> What is expected
When you find the word "true" in a line of the entries, please copy the whole line.

> Data extracts

....................

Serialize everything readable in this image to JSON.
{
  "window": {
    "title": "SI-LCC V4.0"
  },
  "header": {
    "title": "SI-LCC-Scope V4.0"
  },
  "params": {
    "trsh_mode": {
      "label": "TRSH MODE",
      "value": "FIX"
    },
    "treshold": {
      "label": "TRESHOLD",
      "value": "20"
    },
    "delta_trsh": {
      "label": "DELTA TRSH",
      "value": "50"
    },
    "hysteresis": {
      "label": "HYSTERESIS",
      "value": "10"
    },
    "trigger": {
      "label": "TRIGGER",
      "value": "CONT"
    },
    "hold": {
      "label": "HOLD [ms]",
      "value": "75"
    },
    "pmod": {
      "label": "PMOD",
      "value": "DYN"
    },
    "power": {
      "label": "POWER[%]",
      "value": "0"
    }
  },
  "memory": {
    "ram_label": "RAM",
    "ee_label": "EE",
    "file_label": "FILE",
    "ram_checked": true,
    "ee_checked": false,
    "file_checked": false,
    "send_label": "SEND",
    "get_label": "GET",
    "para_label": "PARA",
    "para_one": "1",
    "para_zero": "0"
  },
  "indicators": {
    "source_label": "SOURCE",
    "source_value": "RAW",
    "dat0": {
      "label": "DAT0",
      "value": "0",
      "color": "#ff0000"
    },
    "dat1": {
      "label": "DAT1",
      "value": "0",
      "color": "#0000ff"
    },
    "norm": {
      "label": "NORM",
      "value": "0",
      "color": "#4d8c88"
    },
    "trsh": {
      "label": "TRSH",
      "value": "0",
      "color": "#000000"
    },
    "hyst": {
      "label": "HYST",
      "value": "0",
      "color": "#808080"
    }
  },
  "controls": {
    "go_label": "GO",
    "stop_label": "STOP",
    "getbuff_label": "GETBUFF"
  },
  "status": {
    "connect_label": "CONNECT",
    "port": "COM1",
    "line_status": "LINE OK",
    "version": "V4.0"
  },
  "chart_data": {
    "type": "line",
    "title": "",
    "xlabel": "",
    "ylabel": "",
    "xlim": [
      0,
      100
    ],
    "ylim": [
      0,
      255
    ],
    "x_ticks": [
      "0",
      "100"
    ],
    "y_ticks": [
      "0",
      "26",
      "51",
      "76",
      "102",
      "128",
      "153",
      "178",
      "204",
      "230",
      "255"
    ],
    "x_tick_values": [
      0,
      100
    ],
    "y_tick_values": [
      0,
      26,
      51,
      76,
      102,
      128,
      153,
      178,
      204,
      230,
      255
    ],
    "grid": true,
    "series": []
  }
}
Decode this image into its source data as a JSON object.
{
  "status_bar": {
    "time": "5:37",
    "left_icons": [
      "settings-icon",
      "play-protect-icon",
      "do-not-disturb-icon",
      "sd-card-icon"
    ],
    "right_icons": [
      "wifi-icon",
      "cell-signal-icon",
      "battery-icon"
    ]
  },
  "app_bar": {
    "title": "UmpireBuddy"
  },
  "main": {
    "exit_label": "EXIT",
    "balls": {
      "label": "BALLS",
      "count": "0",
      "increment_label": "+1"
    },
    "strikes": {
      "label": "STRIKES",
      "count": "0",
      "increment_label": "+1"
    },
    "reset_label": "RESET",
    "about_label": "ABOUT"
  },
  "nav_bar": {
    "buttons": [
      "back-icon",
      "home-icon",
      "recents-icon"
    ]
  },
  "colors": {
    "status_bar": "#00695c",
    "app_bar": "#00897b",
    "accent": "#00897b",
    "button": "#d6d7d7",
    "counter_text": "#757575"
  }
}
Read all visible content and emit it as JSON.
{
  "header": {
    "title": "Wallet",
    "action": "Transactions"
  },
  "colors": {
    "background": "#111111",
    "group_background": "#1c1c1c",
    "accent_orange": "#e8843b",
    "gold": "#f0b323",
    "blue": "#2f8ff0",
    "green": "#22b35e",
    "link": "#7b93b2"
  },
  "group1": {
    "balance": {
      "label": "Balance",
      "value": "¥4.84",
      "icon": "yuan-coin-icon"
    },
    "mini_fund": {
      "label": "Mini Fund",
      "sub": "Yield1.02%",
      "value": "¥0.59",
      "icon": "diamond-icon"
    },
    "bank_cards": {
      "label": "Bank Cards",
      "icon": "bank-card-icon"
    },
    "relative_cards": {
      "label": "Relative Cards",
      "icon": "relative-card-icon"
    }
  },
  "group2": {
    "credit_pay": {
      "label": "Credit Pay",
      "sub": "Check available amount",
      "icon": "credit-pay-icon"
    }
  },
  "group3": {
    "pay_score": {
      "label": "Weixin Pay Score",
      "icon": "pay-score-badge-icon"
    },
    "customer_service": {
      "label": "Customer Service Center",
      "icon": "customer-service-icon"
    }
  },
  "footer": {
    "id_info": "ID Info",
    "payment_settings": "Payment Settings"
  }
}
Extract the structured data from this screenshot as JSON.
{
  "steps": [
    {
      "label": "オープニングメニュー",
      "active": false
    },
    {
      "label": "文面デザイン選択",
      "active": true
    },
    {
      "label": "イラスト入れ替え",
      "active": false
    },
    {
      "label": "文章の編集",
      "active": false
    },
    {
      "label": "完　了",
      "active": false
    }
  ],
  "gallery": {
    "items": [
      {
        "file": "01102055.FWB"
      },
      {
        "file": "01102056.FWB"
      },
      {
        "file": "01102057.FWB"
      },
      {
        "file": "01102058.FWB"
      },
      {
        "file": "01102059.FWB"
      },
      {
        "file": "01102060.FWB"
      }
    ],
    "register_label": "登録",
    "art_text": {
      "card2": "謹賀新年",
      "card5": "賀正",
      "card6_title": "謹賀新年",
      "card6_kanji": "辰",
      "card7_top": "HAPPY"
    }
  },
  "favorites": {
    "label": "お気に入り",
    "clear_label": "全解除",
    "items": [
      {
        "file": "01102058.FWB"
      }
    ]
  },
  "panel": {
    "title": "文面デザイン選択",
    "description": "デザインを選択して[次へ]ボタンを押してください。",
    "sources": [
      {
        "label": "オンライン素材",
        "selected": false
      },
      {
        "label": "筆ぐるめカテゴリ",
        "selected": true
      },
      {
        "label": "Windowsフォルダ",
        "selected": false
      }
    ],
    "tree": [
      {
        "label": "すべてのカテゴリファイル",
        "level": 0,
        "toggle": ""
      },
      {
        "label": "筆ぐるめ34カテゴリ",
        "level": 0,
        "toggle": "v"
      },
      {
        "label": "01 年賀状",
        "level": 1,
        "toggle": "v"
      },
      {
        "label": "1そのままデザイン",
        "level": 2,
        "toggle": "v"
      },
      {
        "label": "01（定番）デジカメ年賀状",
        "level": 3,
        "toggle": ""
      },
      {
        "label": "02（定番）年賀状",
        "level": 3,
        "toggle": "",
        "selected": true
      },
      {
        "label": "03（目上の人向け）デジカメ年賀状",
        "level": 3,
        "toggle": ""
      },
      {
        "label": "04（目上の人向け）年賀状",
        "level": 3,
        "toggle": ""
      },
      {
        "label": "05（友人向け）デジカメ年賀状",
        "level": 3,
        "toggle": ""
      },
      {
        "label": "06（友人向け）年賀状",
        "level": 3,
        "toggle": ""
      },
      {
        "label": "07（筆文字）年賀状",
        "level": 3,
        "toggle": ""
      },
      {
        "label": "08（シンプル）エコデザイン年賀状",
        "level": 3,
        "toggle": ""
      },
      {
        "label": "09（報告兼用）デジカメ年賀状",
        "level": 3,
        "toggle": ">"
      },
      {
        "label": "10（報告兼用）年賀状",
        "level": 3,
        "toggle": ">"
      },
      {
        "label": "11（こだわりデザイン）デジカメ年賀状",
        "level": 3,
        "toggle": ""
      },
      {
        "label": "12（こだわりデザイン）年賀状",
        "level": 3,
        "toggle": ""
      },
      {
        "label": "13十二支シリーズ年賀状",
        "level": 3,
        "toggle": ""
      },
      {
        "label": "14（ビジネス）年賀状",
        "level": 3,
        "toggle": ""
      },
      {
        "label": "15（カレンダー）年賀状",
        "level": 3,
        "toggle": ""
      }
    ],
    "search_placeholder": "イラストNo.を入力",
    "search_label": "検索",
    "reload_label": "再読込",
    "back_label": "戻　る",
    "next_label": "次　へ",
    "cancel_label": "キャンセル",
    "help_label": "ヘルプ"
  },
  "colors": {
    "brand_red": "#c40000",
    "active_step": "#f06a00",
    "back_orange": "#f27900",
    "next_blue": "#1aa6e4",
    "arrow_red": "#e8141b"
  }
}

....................

> Result for this exercise
    "ram_checked": true,
    "grid": true,
      "active": true
        "selected": true
        "selected": true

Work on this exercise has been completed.